  8. Quote:Original post by Atrix256 You can connect directly to your database from c++ yep. The reason you wouldn't want to is security. You're assuming he's running the C++ code on the client. It's much more likely that he's looking to write some server software in C++ that interfaces with an RDBMS (e.g., MySQL) running on the same machine. In this case, proxying requests over a network is completely unnecessary and will introduce complexity and additional overhead. Quote:Original post by JamesCobras Also where can i get a noob level and upwards tutorial. FYI I want to use the database in C++. If you're going to use MySQL (which is fine), I'd personally use the C bindings (only because they appear to be more officially maintained, and the C++ ones are probably just a wrapper around the C API anyway). Here is the documentation for the MySQL C API. If you google around, you can find tutorials of various qualities. The other commonly used RDBMS is PostgreSQL which also has a C API that you can use.

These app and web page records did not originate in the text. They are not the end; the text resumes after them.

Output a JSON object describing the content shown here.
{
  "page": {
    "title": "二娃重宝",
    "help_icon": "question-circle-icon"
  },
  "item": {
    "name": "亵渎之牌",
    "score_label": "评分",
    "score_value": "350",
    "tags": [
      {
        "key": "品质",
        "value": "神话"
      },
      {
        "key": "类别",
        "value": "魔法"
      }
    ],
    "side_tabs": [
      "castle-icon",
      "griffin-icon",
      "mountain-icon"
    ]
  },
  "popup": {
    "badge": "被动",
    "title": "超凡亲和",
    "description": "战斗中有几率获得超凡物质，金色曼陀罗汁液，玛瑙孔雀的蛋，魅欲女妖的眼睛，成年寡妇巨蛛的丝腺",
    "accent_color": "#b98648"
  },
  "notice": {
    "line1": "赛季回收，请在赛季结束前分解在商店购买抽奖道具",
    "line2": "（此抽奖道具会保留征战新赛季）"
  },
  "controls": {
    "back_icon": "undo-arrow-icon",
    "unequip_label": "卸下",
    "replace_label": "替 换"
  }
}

  9. Quote:If I set permitions on the .so to --x (no read, no write, just execute), will that work? No. The dynamic linker needs to have read access to the shared objects -- execute permissions are superfluous. What you're trying to do is silly and pointless. Quote:Or is there a better solution? Just give him read access to the library. Have him sign an NDA (or other appropriate legalese) if you're concerned about IP theft.
  10. Nope
  11. a = 0 b = 0 c = n EDIT: ffh, one second too slow [sad]
  12. It's trivial to attach to the process image at runtime, figure out which branch to cut and disable that whole branch such that your "anti-turbo" code never gets executed. And it's equally trivial to kill any mechanisms to prevent attaching to the process (or detection thereof), so don't even bother with that. What you should be asking, rather, is how you can redesign your game such that cheating (if you call turbo buttons cheating) does not give a significant advantage. The "oh god people will cheat in our game" is often a sign of very poor design with respect to the gameplay mechanics.
  13. Quote:Original post by CmpDev Quote:Original post by bpoint CmpDev: Unfortunately the const keyword is required, as the function will be passed pointers to consts (which I guess I didn't clarify). In that case I fail to see the problem, could you give a working(or non working) example? foo( double *&ptr ); const double *v; foo( v ); // Compile error: cannot convert from const double* to non-const double*& Or at least, that's how I understand it. Honestly, it smells more like a design problem than anything -- why are you changing const pointers? If you need to change them, why are they const?
  14. Quote:Original post by j_smith4 Damn, I still even use FILE * more then istream. I must be the worst programmer ever. I even use that pesky C convention for pointers. I was like that a year ago when I had an epiphany and realized I would be happier programming in vanilla C. Since C99, it's really not that bad of a language -- it lacks all the ambiguity and over-engineering pitfalls of C++ while still maintaining the blazing fast speed advantages. Then just use CPython for all the high-level logic :)